## ACTIVITY
What is needed here is an exact copy of all the data.

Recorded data
= = =

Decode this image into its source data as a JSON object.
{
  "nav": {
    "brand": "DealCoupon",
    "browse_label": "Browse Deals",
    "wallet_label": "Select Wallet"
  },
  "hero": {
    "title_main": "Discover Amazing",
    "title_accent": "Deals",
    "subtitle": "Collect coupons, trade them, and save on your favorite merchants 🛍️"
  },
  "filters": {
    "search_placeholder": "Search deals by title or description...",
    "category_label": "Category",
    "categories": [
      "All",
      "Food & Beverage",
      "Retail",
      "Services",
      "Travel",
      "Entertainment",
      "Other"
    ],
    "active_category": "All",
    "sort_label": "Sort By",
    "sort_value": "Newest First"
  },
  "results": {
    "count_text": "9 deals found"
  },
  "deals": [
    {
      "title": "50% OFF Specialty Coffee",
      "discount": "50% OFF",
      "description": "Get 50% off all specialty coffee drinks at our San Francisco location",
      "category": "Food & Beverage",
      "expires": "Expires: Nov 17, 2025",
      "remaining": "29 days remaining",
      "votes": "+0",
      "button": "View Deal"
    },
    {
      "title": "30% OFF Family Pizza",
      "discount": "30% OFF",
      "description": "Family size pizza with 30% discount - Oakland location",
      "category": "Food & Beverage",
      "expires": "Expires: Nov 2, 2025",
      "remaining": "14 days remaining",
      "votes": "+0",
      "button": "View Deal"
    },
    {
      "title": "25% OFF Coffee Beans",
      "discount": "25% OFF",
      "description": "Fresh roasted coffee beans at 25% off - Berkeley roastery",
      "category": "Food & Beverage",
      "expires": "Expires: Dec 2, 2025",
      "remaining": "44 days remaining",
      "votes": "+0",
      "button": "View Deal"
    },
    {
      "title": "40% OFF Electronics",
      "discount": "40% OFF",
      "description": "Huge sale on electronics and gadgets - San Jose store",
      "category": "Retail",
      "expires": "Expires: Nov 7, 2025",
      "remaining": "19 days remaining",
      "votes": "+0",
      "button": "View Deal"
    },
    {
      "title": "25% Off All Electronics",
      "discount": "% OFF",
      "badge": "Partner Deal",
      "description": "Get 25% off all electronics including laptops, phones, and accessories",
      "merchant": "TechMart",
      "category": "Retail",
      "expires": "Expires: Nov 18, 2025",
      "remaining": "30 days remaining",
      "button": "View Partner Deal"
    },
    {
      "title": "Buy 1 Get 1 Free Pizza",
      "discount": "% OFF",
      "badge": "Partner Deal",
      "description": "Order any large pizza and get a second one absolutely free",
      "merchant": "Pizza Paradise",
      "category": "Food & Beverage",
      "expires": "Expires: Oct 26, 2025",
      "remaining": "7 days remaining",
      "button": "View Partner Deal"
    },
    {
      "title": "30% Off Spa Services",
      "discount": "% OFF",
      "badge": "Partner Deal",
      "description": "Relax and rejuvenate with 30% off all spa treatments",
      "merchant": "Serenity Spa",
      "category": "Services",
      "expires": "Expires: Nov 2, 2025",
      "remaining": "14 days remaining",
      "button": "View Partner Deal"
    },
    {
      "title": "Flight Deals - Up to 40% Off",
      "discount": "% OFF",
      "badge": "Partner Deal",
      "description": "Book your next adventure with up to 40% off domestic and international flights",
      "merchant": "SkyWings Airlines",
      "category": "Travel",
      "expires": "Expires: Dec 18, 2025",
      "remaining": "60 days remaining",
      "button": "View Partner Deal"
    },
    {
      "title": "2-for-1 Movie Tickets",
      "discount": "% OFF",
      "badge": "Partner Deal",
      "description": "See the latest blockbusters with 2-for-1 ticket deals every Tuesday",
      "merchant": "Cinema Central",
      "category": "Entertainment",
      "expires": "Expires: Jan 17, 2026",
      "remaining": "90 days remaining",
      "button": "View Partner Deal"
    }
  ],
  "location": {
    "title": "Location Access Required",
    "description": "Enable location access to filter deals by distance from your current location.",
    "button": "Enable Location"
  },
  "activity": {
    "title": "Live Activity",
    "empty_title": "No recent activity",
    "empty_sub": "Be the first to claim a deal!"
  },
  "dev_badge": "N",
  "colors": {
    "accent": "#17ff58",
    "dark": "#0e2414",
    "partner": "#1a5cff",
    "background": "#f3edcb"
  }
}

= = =

## ANSWER BOX
Decode this image into its source data as a JSON object.
{
  "nav": {
    "brand": "DealCoupon",
    "browse_label": "Browse Deals",
    "wallet_label": "Select Wallet"
  },
  "hero": {
    "title_main": "Discover Amazing",
    "title_accent": "Deals",
    "subtitle": "Collect coupons, trade them, and save on your favorite merchants 🛍️"
  },
  "filters": {
    "search_placeholder": "Search deals by title or description...",
    "category_label": "Category",
    "categories": [
      "All",
      "Food & Beverage",
      "Retail",
      "Services",
      "Travel",
      "Entertainment",
      "Other"
    ],
    "active_category": "All",
    "sort_label": "Sort By",
    "sort_value": "Newest First"
  },
  "results": {
    "count_text": "9 deals found"
  },
  "deals": [
    {
      "title": "50% OFF Specialty Coffee",
      "discount": "50% OFF",
      "description": "Get 50% off all specialty coffee drinks at our San Francisco location",
      "category": "Food & Beverage",
      "expires": "Expires: Nov 17, 2025",
      "remaining": "29 days remaining",
      "votes": "+0",
      "button": "View Deal"
    },
    {
      "title": "30% OFF Family Pizza",
      "discount": "30% OFF",
      "description": "Family size pizza with 30% discount - Oakland location",
      "category": "Food & Beverage",
      "expires": "Expires: Nov 2, 2025",
      "remaining": "14 days remaining",
      "votes": "+0",
      "button": "View Deal"
    },
    {
      "title": "25% OFF Coffee Beans",
      "discount": "25% OFF",
      "description": "Fresh roasted coffee beans at 25% off - Berkeley roastery",
      "category": "Food & Beverage",
      "expires": "Expires: Dec 2, 2025",
      "remaining": "44 days remaining",
      "votes": "+0",
      "button": "View Deal"
    },
    {
      "title": "40% OFF Electronics",
      "discount": "40% OFF",
      "description": "Huge sale on electronics and gadgets - San Jose store",
      "category": "Retail",
      "expires": "Expires: Nov 7, 2025",
      "remaining": "19 days remaining",
      "votes": "+0",
      "button": "View Deal"
    },
    {
      "title": "25% Off All Electronics",
      "discount": "% OFF",
      "badge": "Partner Deal",
      "description": "Get 25% off all electronics including laptops, phones, and accessories",
      "merchant": "TechMart",
      "category": "Retail",
      "expires": "Expires: Nov 18, 2025",
      "remaining": "30 days remaining",
      "button": "View Partner Deal"
    },
    {
      "title": "Buy 1 Get 1 Free Pizza",
      "discount": "% OFF",
      "badge": "Partner Deal",
      "description": "Order any large pizza and get a second one absolutely free",
      "merchant": "Pizza Paradise",
      "category": "Food & Beverage",
      "expires": "Expires: Oct 26, 2025",
      "remaining": "7 days remaining",
      "button": "View Partner Deal"
    },
    {
      "title": "30% Off Spa Services",
      "discount": "% OFF",
      "badge": "Partner Deal",
      "description": "Relax and rejuvenate with 30% off all spa treatments",
      "merchant": "Serenity Spa",
      "category": "Services",
      "expires": "Expires: Nov 2, 2025",
      "remaining": "14 days remaining",
      "button": "View Partner Deal"
    },
    {
      "title": "Flight Deals - Up to 40% Off",
      "discount": "% OFF",
      "badge": "Partner Deal",
      "description": "Book your next adventure with up to 40% off domestic and international flights",
      "merchant": "SkyWings Airlines",
      "category": "Travel",
      "expires": "Expires: Dec 18, 2025",
      "remaining": "60 days remaining",
      "button": "View Partner Deal"
    },
    {
      "title": "2-for-1 Movie Tickets",
      "discount": "% OFF",
      "badge": "Partner Deal",
      "description": "See the latest blockbusters with 2-for-1 ticket deals every Tuesday",
      "merchant": "Cinema Central",
      "category": "Entertainment",
      "expires": "Expires: Jan 17, 2026",
      "remaining": "90 days remaining",
      "button": "View Partner Deal"
    }
  ],
  "location": {
    "title": "Location Access Required",
    "description": "Enable location access to filter deals by distance from your current location.",
    "button": "Enable Location"
  },
  "activity": {
    "title": "Live Activity",
    "empty_title": "No recent activity",
    "empty_sub": "Be the first to claim a deal!"
  },
  "dev_badge": "N",
  "colors": {
    "accent": "#17ff58",
    "dark": "#0e2414",
    "partner": "#1a5cff",
    "background": "#f3edcb"
  }
}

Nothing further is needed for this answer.